Exercise description => Give the number of lines in these entries that contain the string "SHUFFLE", with no further comment.

Input material =>
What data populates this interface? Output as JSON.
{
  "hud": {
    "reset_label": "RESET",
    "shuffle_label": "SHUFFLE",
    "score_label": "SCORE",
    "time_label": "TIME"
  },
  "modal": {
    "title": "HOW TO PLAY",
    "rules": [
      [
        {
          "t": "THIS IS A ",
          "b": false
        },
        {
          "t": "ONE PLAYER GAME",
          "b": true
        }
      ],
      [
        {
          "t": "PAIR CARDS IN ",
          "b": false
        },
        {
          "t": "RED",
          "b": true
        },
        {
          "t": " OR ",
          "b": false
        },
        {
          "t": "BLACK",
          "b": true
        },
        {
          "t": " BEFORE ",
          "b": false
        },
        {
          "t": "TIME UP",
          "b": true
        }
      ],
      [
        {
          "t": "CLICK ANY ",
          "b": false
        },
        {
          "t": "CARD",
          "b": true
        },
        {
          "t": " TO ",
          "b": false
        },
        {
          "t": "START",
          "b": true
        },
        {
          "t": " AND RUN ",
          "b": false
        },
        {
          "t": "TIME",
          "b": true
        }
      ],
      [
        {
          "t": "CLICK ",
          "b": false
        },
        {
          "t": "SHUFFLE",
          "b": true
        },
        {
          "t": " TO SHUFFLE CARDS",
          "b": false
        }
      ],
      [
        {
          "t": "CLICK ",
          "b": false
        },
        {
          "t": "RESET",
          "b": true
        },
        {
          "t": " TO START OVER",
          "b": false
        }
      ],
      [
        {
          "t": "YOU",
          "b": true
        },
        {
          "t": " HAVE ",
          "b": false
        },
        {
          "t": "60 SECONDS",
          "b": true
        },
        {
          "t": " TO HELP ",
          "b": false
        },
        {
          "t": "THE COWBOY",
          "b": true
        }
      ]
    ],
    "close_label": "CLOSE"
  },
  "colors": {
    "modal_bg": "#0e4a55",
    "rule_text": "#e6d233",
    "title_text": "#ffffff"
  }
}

Answer to this exercise => 3